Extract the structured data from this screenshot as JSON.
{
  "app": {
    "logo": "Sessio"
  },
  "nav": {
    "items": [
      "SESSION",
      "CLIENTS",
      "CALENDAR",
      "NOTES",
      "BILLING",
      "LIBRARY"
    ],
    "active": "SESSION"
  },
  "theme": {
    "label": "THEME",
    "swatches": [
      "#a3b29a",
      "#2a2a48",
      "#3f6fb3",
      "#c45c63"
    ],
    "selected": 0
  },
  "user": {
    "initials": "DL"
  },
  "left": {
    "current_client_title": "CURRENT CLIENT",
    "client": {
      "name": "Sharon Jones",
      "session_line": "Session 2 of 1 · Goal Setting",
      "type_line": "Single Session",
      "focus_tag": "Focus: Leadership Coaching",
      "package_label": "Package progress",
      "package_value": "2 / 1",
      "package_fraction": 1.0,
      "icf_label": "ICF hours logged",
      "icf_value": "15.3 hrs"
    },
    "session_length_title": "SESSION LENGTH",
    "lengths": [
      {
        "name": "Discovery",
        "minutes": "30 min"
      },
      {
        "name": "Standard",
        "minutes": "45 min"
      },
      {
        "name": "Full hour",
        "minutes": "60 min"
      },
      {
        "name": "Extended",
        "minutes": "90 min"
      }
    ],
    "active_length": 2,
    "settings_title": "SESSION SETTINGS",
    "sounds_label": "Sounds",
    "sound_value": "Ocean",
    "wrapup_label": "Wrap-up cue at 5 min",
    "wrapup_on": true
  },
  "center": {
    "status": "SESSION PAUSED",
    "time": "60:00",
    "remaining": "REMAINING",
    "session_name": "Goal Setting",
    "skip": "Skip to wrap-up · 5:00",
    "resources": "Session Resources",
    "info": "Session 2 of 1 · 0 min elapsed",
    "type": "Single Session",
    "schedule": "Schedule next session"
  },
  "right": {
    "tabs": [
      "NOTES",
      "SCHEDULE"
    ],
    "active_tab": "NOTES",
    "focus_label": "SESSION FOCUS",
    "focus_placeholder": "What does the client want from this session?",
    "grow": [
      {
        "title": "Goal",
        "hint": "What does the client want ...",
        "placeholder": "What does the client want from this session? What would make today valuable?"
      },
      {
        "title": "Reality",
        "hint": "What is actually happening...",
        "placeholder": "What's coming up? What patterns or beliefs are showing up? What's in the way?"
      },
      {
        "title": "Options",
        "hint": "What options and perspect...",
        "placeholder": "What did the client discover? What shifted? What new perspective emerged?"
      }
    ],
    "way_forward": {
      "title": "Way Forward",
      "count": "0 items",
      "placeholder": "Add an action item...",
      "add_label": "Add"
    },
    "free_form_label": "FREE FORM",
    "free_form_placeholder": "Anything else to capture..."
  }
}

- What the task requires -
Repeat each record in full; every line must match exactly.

- Answer space -
Extract the structured data from this screenshot as JSON.
{
  "app": {
    "logo": "Sessio"
  },
  "nav": {
    "items": [
      "SESSION",
      "CLIENTS",
      "CALENDAR",
      "NOTES",
      "BILLING",
      "LIBRARY"
    ],
    "active": "SESSION"
  },
  "theme": {
    "label": "THEME",
    "swatches": [
      "#a3b29a",
      "#2a2a48",
      "#3f6fb3",
      "#c45c63"
    ],
    "selected": 0
  },
  "user": {
    "initials": "DL"
  },
  "left": {
    "current_client_title": "CURRENT CLIENT",
    "client": {
      "name": "Sharon Jones",
      "session_line": "Session 2 of 1 · Goal Setting",
      "type_line": "Single Session",
      "focus_tag": "Focus: Leadership Coaching",
      "package_label": "Package progress",
      "package_value": "2 / 1",
      "package_fraction": 1.0,
      "icf_label": "ICF hours logged",
      "icf_value": "15.3 hrs"
    },
    "session_length_title": "SESSION LENGTH",
    "lengths": [
      {
        "name": "Discovery",
        "minutes": "30 min"
      },
      {
        "name": "Standard",
        "minutes": "45 min"
      },
      {
        "name": "Full hour",
        "minutes": "60 min"
      },
      {
        "name": "Extended",
        "minutes": "90 min"
      }
    ],
    "active_length": 2,
    "settings_title": "SESSION SETTINGS",
    "sounds_label": "Sounds",
    "sound_value": "Ocean",
    "wrapup_label": "Wrap-up cue at 5 min",
    "wrapup_on": true
  },
  "center": {
    "status": "SESSION PAUSED",
    "time": "60:00",
    "remaining": "REMAINING",
    "session_name": "Goal Setting",
    "skip": "Skip to wrap-up · 5:00",
    "resources": "Session Resources",
    "info": "Session 2 of 1 · 0 min elapsed",
    "type": "Single Session",
    "schedule": "Schedule next session"
  },
  "right": {
    "tabs": [
      "NOTES",
      "SCHEDULE"
    ],
    "active_tab": "NOTES",
    "focus_label": "SESSION FOCUS",
    "focus_placeholder": "What does the client want from this session?",
    "grow": [
      {
        "title": "Goal",
        "hint": "What does the client want ...",
        "placeholder": "What does the client want from this session? What would make today valuable?"
      },
      {
        "title": "Reality",
        "hint": "What is actually happening...",
        "placeholder": "What's coming up? What patterns or beliefs are showing up? What's in the way?"
      },
      {
        "title": "Options",
        "hint": "What options and perspect...",
        "placeholder": "What did the client discover? What shifted? What new perspective emerged?"
      }
    ],
    "way_forward": {
      "title": "Way Forward",
      "count": "0 items",
      "placeholder": "Add an action item...",
      "add_label": "Add"
    },
    "free_form_label": "FREE FORM",
    "free_form_placeholder": "Anything else to capture..."
  }
}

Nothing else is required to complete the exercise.